Leave out the pictures and copy each record below exactly.
::::
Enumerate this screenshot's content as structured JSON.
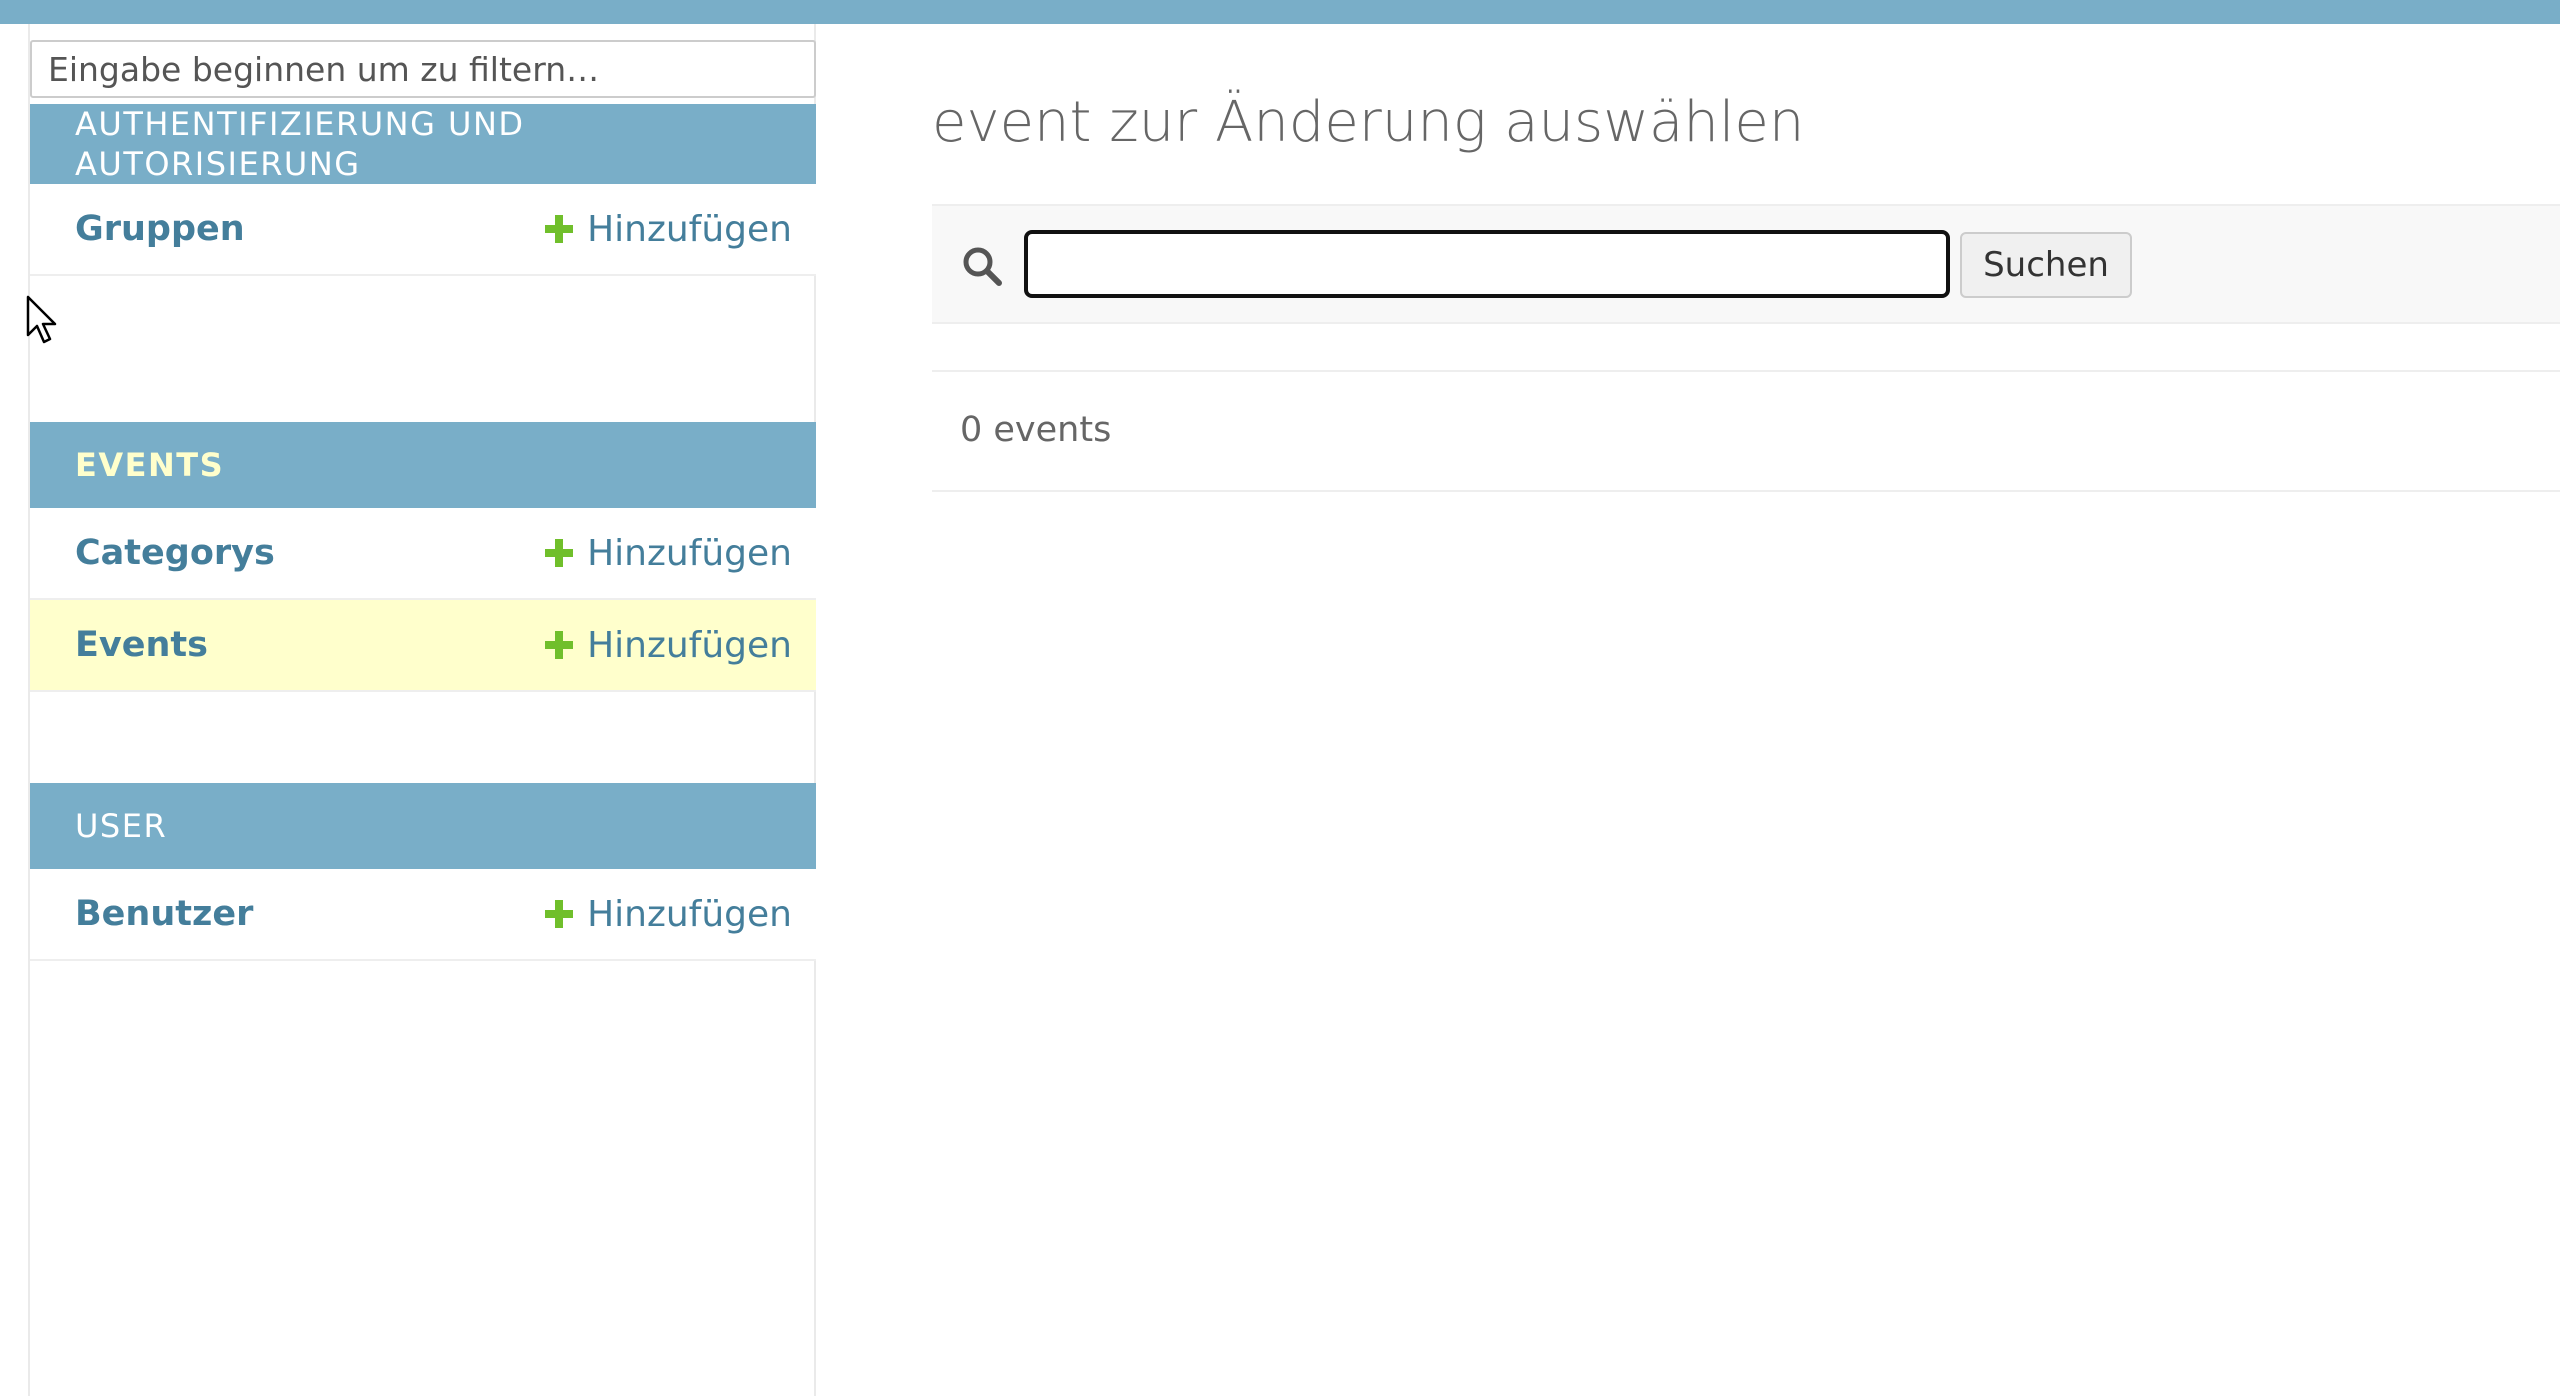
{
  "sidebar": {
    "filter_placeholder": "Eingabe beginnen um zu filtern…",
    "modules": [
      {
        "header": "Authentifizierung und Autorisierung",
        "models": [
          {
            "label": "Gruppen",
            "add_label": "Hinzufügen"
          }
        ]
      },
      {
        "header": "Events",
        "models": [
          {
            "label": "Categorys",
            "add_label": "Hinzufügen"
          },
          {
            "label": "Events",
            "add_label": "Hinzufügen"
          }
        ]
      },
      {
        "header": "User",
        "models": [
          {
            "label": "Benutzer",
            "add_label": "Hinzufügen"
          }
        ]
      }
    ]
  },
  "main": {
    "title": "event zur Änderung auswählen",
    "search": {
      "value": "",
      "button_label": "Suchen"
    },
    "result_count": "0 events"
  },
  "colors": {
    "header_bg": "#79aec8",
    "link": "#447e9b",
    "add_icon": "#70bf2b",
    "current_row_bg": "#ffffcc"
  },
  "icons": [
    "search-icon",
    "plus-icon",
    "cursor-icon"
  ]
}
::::
=== FINISHED EXERCISE ===
Enumerate this screenshot's content as structured JSON.
{
  "sidebar": {
    "filter_placeholder": "Eingabe beginnen um zu filtern…",
    "modules": [
      {
        "header": "Authentifizierung und Autorisierung",
        "models": [
          {
            "label": "Gruppen",
            "add_label": "Hinzufügen"
          }
        ]
      },
      {
        "header": "Events",
        "models": [
          {
            "label": "Categorys",
            "add_label": "Hinzufügen"
          },
          {
            "label": "Events",
            "add_label": "Hinzufügen"
          }
        ]
      },
      {
        "header": "User",
        "models": [
          {
            "label": "Benutzer",
            "add_label": "Hinzufügen"
          }
        ]
      }
    ]
  },
  "main": {
    "title": "event zur Änderung auswählen",
    "search": {
      "value": "",
      "button_label": "Suchen"
    },
    "result_count": "0 events"
  },
  "colors": {
    "header_bg": "#79aec8",
    "link": "#447e9b",
    "add_icon": "#70bf2b",
    "current_row_bg": "#ffffcc"
  },
  "icons": [
    "search-icon",
    "plus-icon",
    "cursor-icon"
  ]
}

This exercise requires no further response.